    Resident Reresident

  • 3,491 posts
  • Joined: 28-May 04
  • Location: Shikaka
  • OS: Windows 7 x64
  • Phone: Galaxy S3 (Wicked)

Posted 17 September 2012 - 20:02

And then 10 years from now...a super resistant strain of the virus is detected. MANKIND HAS 1 YEAR TO LIVE.

I thought the same thing. The flu sucks, but a drug-resistant flu is even worse. Of course, I'd love to see them produce a drug that doctors could prescribe to patients with a high risk for complications.

#4 Max Norris

Max Norris

    Neowinian Senior

  • 4,262 posts
  • Joined: 20-February 11
  • OS: Windows, BSD Unix, Occasionally OSX or Linux
  • Phone: HTC One (Home) Lumia 1020 (Work)

Posted 17 September 2012 - 20:06

And then 10 years from now...a super resistant strain of the virus is detected. MANKIND HAS 1 YEAR TO LIVE.

Captain Trips?

#5 kafeleip

kafeleip

    Resident One Post Wonder

  • 1 posts
  • Joined: 14-November 12

Posted 14 November 2012 - 16:00

A single antibody has been found to prevent the influenza virus from taking hold of host cells, as well as cure animals that are already infected, UT San Diego reported.

Researchers from the Scripps Research Institute in La Jolla, Calif., examined thousands of proteins in order to identify the antibody. After analyzing the influenza virus in its 3-D crystalline form, the scientists discovered the antibody attacks a structure of the virus that is used to take hold of healthy cells.

Study author Ian Wilson, a professor of structural biology at Scripps, said this discovery of focused binding has “never been seen before.”

“It gives us some good idea about designs for vaccines and therapies,” Wilson said.

The study involved collecting bone marrow from patients exposed to different strains of the influenza virus. According to UT San Diego, bone marrow essentially acts as a storage facility for all the antibodies a person’s body has ever produced, so the study’s researchers knew the antibody they were looking for would be there.
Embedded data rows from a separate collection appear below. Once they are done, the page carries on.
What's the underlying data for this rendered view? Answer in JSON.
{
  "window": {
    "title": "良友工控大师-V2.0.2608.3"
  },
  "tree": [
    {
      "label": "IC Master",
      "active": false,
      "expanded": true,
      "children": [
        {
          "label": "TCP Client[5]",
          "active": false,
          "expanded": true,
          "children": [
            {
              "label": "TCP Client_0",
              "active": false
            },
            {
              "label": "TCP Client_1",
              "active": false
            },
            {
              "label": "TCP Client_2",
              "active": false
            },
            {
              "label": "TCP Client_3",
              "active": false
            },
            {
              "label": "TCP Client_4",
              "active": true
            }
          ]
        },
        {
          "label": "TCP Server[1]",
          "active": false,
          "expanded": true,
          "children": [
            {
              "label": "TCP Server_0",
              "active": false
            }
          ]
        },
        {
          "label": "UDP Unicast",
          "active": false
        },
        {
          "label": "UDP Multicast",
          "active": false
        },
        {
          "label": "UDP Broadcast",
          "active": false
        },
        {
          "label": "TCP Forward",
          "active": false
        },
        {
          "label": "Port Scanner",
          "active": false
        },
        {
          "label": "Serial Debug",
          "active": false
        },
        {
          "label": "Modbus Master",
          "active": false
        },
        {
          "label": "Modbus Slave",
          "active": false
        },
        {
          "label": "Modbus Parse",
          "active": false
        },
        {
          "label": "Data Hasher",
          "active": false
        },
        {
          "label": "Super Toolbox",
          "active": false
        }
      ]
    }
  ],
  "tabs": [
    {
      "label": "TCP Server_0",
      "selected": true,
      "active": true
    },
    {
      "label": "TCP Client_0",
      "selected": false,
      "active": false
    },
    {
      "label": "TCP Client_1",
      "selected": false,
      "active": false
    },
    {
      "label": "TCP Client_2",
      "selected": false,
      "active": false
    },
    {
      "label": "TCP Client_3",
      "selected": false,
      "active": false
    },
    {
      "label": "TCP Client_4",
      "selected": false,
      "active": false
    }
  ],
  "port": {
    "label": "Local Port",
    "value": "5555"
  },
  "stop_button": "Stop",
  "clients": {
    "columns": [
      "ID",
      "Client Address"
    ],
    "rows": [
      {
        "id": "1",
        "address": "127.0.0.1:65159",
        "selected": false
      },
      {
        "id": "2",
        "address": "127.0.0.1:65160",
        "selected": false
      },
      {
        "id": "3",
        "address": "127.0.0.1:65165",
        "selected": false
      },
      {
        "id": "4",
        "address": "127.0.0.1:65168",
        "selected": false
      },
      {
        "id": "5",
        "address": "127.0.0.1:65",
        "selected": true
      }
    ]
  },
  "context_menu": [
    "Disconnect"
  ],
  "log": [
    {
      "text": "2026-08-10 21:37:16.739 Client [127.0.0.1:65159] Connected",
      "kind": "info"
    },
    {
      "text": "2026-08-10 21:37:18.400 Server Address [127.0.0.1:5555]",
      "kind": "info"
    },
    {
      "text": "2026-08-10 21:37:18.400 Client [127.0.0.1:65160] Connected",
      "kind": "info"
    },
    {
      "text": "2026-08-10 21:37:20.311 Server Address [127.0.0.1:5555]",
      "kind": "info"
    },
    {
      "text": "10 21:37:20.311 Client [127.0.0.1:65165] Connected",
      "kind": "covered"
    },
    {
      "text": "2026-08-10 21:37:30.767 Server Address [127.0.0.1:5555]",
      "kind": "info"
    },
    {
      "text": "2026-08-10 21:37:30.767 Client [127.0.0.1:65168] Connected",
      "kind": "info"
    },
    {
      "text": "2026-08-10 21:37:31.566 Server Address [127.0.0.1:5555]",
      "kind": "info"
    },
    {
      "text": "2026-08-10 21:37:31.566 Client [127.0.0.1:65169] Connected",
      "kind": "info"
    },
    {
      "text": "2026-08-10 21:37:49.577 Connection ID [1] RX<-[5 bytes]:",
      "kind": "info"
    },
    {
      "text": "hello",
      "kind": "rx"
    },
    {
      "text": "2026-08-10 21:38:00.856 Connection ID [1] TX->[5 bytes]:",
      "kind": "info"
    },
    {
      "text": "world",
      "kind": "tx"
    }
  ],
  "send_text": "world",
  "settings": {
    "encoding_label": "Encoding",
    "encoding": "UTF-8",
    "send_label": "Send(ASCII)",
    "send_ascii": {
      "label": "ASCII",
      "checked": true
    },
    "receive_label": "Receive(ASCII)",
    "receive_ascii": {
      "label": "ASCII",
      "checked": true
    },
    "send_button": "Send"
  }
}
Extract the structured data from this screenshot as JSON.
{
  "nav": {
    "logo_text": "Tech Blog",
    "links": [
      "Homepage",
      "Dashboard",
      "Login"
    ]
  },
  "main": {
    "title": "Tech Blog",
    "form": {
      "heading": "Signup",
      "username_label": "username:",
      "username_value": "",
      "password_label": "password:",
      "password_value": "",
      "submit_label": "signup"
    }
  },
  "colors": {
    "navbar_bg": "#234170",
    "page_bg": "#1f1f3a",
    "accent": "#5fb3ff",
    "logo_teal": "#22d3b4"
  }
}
Next, the researchers created a catalogue of billions of flu antibodies, allowing them to pinpoint Co5 – an antibody able to bind to influenza A viruses. Added to petri dishes of healthy cells and influenza A, Co5 stopped the cells from getting infected. Mice studies echoed the same results, with Co5 preventing influenza in mice. Also, when mice were given Co5 after having contracted the flu, all were cured.

"Clearly, the holy grail is a universal flu vaccine, and this is another important step toward that,” Wilson said.

source


an interesting news. so it's co5... what progress so far in the science of flu have been made so far based on this report? i'm sure everybody would interested to know.

#6 Growled

Growled

    Neowinian Senior

  • 41,508 posts
  • Joined: 17-December 08
  • Location: USA

Posted 15 November 2012 - 01:33

And then 10 years from now...a super resistant strain of the virus is detected. MANKIND HAS 1 YEAR TO LIVE.


Of course. Mother Nature is always two steps ahead of us.